── Working data
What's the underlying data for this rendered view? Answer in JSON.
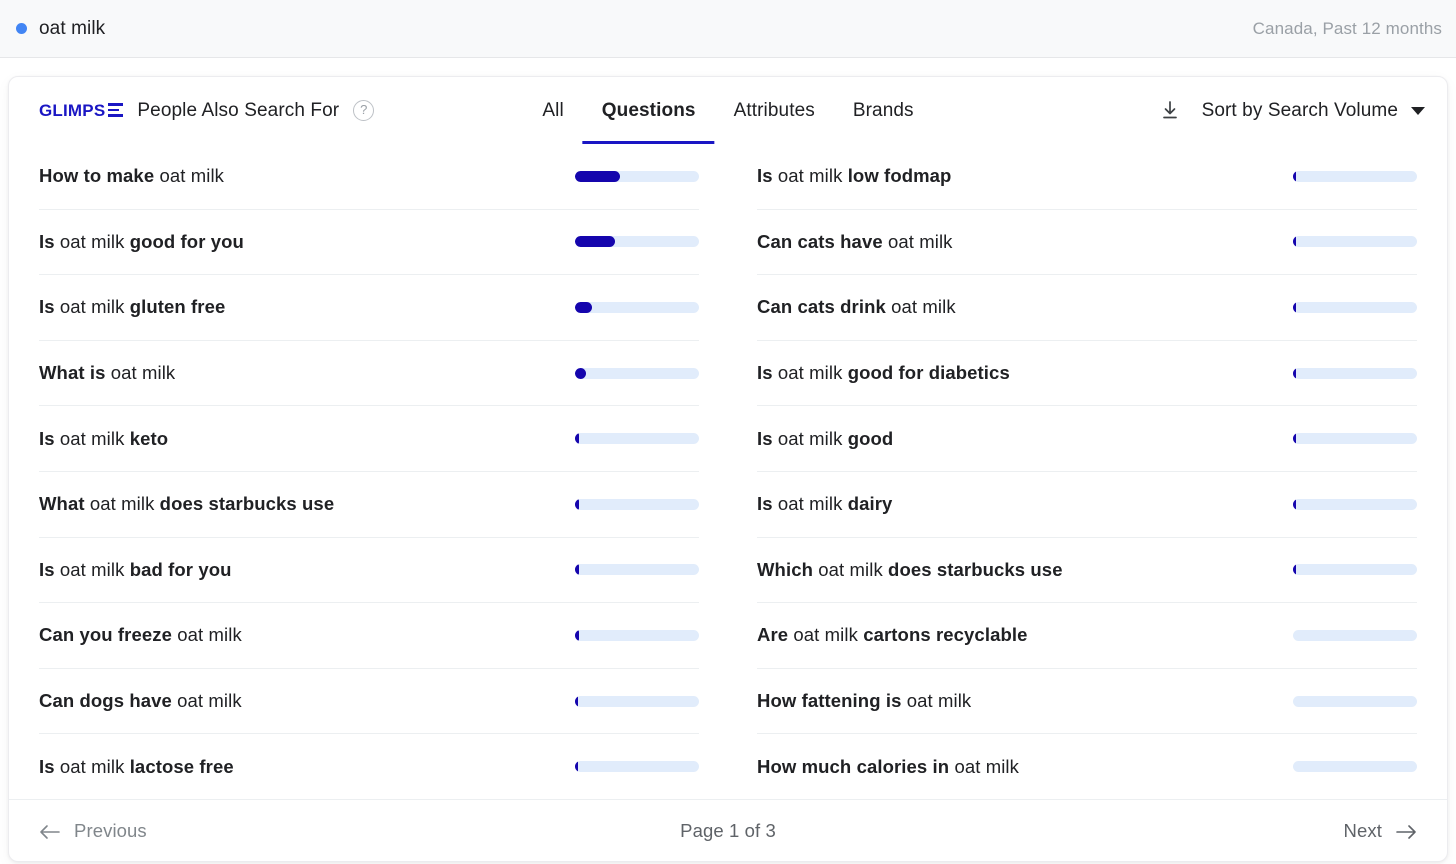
{
  "topbar": {
    "seed_term": "oat milk",
    "dot_color": "#4285f4",
    "scope": "Canada, Past 12 months"
  },
  "card": {
    "brand": "GLIMPS",
    "title": "People Also Search For",
    "help_icon": "question-mark-circle-icon",
    "download_icon": "download-icon",
    "sort_label": "Sort by Search Volume",
    "sort_caret_icon": "chevron-down-icon",
    "accent_color": "#1a16c4",
    "bar_fill_color": "#1505ad",
    "bar_track_color": "#e1ecfb",
    "tabs": [
      {
        "label": "All",
        "active": false
      },
      {
        "label": "Questions",
        "active": true
      },
      {
        "label": "Attributes",
        "active": false
      },
      {
        "label": "Brands",
        "active": false
      }
    ]
  },
  "results": {
    "left_column": [
      {
        "prefix": "How to make",
        "seed": "oat milk",
        "suffix": "",
        "bar_percent": 36
      },
      {
        "prefix": "Is",
        "seed": "oat milk",
        "suffix": "good for you",
        "bar_percent": 32
      },
      {
        "prefix": "Is",
        "seed": "oat milk",
        "suffix": "gluten free",
        "bar_percent": 14
      },
      {
        "prefix": "What is",
        "seed": "oat milk",
        "suffix": "",
        "bar_percent": 9
      },
      {
        "prefix": "Is",
        "seed": "oat milk",
        "suffix": "keto",
        "bar_percent": 3.5
      },
      {
        "prefix": "What",
        "seed": "oat milk",
        "suffix": "does starbucks use",
        "bar_percent": 3.2
      },
      {
        "prefix": "Is",
        "seed": "oat milk",
        "suffix": "bad for you",
        "bar_percent": 3
      },
      {
        "prefix": "Can you freeze",
        "seed": "oat milk",
        "suffix": "",
        "bar_percent": 3
      },
      {
        "prefix": "Can dogs have",
        "seed": "oat milk",
        "suffix": "",
        "bar_percent": 2.8
      },
      {
        "prefix": "Is",
        "seed": "oat milk",
        "suffix": "lactose free",
        "bar_percent": 2.8
      }
    ],
    "right_column": [
      {
        "prefix": "Is",
        "seed": "oat milk",
        "suffix": "low fodmap",
        "bar_percent": 2.5
      },
      {
        "prefix": "Can cats have",
        "seed": "oat milk",
        "suffix": "",
        "bar_percent": 2.5
      },
      {
        "prefix": "Can cats drink",
        "seed": "oat milk",
        "suffix": "",
        "bar_percent": 2.4
      },
      {
        "prefix": "Is",
        "seed": "oat milk",
        "suffix": "good for diabetics",
        "bar_percent": 2.4
      },
      {
        "prefix": "Is",
        "seed": "oat milk",
        "suffix": "good",
        "bar_percent": 2.2
      },
      {
        "prefix": "Is",
        "seed": "oat milk",
        "suffix": "dairy",
        "bar_percent": 2.2
      },
      {
        "prefix": "Which",
        "seed": "oat milk",
        "suffix": "does starbucks use",
        "bar_percent": 2
      },
      {
        "prefix": "Are",
        "seed": "oat milk",
        "suffix": "cartons recyclable",
        "bar_percent": 0
      },
      {
        "prefix": "How fattening is",
        "seed": "oat milk",
        "suffix": "",
        "bar_percent": 0
      },
      {
        "prefix": "How much calories in",
        "seed": "oat milk",
        "suffix": "",
        "bar_percent": 0
      }
    ]
  },
  "footer": {
    "previous_label": "Previous",
    "previous_icon": "arrow-left-icon",
    "previous_enabled": false,
    "page_indicator": "Page 1 of 3",
    "next_label": "Next",
    "next_icon": "arrow-right-icon",
    "next_enabled": true
  },
  "chart_data": {
    "type": "bar",
    "title": "People Also Search For — Questions (relative search volume)",
    "xlabel": "",
    "ylabel": "",
    "categories": [
      "How to make oat milk",
      "Is oat milk good for you",
      "Is oat milk gluten free",
      "What is oat milk",
      "Is oat milk keto",
      "What oat milk does starbucks use",
      "Is oat milk bad for you",
      "Can you freeze oat milk",
      "Can dogs have oat milk",
      "Is oat milk lactose free",
      "Is oat milk low fodmap",
      "Can cats have oat milk",
      "Can cats drink oat milk",
      "Is oat milk good for diabetics",
      "Is oat milk good",
      "Is oat milk dairy",
      "Which oat milk does starbucks use",
      "Are oat milk cartons recyclable",
      "How fattening is oat milk",
      "How much calories in oat milk"
    ],
    "values": [
      36,
      32,
      14,
      9,
      3.5,
      3.2,
      3,
      3,
      2.8,
      2.8,
      2.5,
      2.5,
      2.4,
      2.4,
      2.2,
      2.2,
      2,
      0,
      0,
      0
    ],
    "ylim": [
      0,
      100
    ],
    "grid": false,
    "legend": "none"
  }
}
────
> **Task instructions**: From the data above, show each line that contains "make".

> **Answer section**:
        "prefix": "How to make",
      "How to make oat milk",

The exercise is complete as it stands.